Facilitated by Peter Dickinson
In this three-week workshop, dance artists and professionals are invited to reflect on their practices, their communities, and broader social movements through the technique of writing. Adapting a template for critical reflection advanced by the visual art scholar Irit Rogoff, we will begin with some self-analysis, questioning naturalized assumptions about our own work and ways of working. Next, we will situate this analysis within our professional communities, asking how our work is or is not in dialogue with specific place-based movement aesthetics and presentation frameworks. Finally, we will expand our critical worldview still further by thinking about the ways in which our individual dance practices and our respective dance communities are not only embodied through inherited techniques, but are also embedded in the historical present—in all its fraught complexity.
Week 1: Writing the Self
In what contexts do you write about your own practice? What do you take for granted in doing so? Why might it be important to question those assumptions, or, depending on your audience (e.g. collaborators, granting bodies, presenters or an audience reading your program notes), how you formulate them? We will tease out these questions through a bit of writerly retrograde, in which you will be asked to reverse engineer a specific work, project or process.
Instructions for writing assignment 1: Take a walk/amble in your neighbourhood. Think about a recent work or project or process you have completed or participated in. What comes up for you? How does it make you feel, in your body? Where does this thinking-feeling take you, both mentally and physically? At home (or on a park bench, or while enjoying a physically distanced coffee), free write about the experience for 20-30 minutes. Reread what you’ve written and circle specific nouns and verbs that stick out to you. Use this lexicon to reconstruct a score for your dance.
Week 2: Relating Self to Field
When you think about your dance community—the people who compose it and the works composed within it—who and what do you see? Is there a common vocabulary, aesthetic or mode of presentation? If yes, what are they? If not, why not? How would you position your own work in relation to other work you’re seeing in the community? If you had to describe this work to someone outside the community, what would you say?

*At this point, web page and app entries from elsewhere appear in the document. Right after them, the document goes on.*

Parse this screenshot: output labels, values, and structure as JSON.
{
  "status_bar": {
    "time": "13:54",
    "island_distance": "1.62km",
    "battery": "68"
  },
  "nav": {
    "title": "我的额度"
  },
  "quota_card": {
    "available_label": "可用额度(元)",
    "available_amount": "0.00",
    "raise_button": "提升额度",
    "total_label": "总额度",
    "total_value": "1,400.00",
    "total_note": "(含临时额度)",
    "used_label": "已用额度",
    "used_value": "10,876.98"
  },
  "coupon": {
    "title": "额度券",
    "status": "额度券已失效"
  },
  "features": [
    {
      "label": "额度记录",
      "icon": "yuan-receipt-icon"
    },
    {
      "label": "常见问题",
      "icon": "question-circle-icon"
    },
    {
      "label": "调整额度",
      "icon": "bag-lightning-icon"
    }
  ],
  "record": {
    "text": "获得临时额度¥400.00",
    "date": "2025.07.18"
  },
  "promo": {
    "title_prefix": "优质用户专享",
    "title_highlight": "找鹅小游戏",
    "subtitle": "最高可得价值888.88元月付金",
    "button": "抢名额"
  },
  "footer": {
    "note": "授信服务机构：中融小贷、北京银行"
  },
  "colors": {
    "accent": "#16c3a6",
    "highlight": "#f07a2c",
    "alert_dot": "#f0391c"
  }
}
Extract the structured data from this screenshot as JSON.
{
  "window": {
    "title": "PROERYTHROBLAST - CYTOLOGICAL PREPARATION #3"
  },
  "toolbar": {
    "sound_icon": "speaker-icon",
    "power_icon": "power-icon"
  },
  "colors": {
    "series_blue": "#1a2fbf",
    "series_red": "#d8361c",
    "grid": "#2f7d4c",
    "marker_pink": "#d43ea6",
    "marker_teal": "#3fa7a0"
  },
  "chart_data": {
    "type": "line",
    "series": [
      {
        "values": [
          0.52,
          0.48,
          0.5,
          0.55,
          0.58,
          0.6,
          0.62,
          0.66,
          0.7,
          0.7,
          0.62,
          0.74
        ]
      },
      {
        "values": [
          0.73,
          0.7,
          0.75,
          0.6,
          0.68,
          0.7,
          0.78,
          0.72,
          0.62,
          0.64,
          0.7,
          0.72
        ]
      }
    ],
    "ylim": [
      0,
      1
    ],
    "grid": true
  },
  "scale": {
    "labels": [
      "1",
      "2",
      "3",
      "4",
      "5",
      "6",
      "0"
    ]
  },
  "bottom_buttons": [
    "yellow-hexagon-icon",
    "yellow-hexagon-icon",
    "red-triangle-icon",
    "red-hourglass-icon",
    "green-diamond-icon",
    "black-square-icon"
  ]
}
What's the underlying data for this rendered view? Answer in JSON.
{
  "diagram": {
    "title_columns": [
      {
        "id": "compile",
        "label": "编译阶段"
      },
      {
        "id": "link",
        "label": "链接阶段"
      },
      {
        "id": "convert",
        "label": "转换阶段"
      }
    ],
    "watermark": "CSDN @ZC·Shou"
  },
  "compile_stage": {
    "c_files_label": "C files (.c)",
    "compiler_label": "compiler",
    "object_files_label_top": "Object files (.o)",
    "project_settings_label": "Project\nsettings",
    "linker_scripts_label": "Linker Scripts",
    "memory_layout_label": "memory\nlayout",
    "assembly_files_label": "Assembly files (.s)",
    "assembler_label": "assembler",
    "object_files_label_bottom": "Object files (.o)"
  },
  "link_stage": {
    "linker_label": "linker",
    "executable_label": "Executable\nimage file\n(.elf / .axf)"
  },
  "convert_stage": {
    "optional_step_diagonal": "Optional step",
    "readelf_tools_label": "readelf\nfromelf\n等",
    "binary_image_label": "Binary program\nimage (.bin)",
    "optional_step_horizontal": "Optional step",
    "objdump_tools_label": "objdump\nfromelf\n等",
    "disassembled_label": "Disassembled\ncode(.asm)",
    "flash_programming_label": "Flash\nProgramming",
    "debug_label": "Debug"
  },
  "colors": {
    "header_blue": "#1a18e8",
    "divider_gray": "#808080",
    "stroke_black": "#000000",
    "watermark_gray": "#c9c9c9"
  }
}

Instructions for writing assignment 2: Take a walk/amble to a venue where you have seen a dance piece that has stayed with you—for whatever reason. Standing outside the venue, try to summon up the experience. Later, write a letter to your grandmother describing the piece, reflecting on the ways it does or does not offer opportunities to make connections to different archives and repertoires of performance in the city.
Week 3: Relating Self and Field to World
In writing about dance from the inside out, why might it be important not just to connect your own work to your specific communities of practice, but also to the larger social world in which it is situated? What insights do dance and choreography give you in making connections to our present moment, from the radical arrest and stillness of pandemic lockdown to the recent Black Lives Matter protests?
Instructions for writing assignment 3: Take a final walk/amble, but this time—and assuming local health guidelines permit—with a posse of friends/allies/peers, and either in actual or virtual solidarity with an act of political assembly in your city (e.g., maybe you join a scheduled Black Lives Matter protest march, or return to the site of a previous Idle No More round dance). What gestures do you find yourself making that implicate you in a specific social order? Transpose and develop those gestures in writing—in whatever form you choose.